Intermittent Fasting: Feast or Famine for Endurance Athletes?

One of the trends among the high fat community is intermittent fasting. If you haven't heard of it, check out this great overview from Precision Nutrition.

Quite a few people have asked me if I use intermittent fasting as a way of improving my fat metabolism. Now, I don't want to debate its effectiveness or whether it should be used—there are countless arguments on both sides, and there are too many individual nuances to make generalizations. However, I'd like to discuss my personal experience and why I'm cautious with fasting in my own training.

The length and the regularity in which people use intermittent fasting varies. Some people do shorter lengths with more regularity (e.g., five days a week for 12-16 hour fasts), while others do longer in length with less regularity (e.g., once every two weeks for 24 hours). Whichever way you look at it, the goal is to give the body the opportunity to utilize fat as a fuel for prolonged periods of time in order to become more efficient at it. Personally, I would agree that, in a healthy person who is not underweight, is fat adapted, and does not partake in high volume training, this could be a good tool. But I don't think it's for me. Here's why:
Let's say that I decided to subscribe to fasting 12-16 hours, five days a week. Of course, sleeping at night (8 hours) would take up the bulk of the fast. Let's see how this would pan out:
  • Stop eating at 5pm
  • Go to bed at 9pm
  • Wake up at 5am
  • Run 15 miles fasted at 6am
  • Break fast at 8am
Normally, this 15-hour block of time would be a great window to train the body to utilize fat as fuel. The biggest problem I have found with this is the amount of calories I would burn during a 15-mile run (approx. 1500-1800) would translate to at least 20 hours worth of "sedentary activity." When this is put into the equation, I would be looking at the equivalent of 35+ hours of "fasted calorie expenditure." The margin of diminishing returns on fasted calorie expenditure of 35+ hours compounded five times a week seems to be an issue here. I would imagine there would eventually be some adrenal or other health issues caused by this.

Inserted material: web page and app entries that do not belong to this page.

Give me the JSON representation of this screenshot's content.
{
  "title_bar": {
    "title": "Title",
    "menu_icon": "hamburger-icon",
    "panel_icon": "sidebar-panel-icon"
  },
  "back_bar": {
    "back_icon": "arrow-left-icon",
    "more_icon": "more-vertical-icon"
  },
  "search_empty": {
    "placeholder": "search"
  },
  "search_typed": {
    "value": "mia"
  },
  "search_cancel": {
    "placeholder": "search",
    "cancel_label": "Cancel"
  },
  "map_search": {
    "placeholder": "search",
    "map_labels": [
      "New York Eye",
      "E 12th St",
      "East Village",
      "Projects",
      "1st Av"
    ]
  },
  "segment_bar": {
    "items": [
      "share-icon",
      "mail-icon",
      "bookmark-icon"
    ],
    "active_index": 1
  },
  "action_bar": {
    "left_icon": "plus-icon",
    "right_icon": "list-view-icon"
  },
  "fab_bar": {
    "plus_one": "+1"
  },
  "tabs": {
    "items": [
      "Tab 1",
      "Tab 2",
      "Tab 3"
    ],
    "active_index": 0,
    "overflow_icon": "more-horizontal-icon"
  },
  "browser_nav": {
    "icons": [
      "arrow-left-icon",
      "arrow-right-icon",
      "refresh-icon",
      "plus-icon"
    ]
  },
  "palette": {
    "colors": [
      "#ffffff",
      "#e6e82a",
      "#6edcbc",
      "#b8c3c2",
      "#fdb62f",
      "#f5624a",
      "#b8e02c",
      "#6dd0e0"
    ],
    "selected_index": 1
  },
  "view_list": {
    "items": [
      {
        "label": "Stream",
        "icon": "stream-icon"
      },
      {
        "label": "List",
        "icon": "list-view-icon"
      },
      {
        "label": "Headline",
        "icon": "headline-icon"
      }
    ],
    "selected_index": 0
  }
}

To avoid undue stress, I typically break my overnight fast before my morning run on the days I do one. I don't eat a full meal, but I do aim to send a signal to my body saying that calories are not scarce. This usually takes place in the form of drinking my morning coffee or tea along with some combination of coconut milk, heavy whipping cream, Xendurance Xecute and/or 3Fuel, and taking a Vespa Ultra Concentrate. I do use raw honey from time to time, but this is becoming more rare and is heavily dependent on where I am at in my training cycle. All in all, the coffee/tea usually amounts to between 100 and 300 calories (this again depends on the workout time and intensity). During really heavy training blocks, I will also shorten the fast by eating a small snack before bed, or pushing dinner later. These meals are nearly always high fat, moderate protein, and very low carb (unless I happen to have just done a workout beforehand—then a few more carbs may appear in this meal/snack depending on what my next day's workout will look like).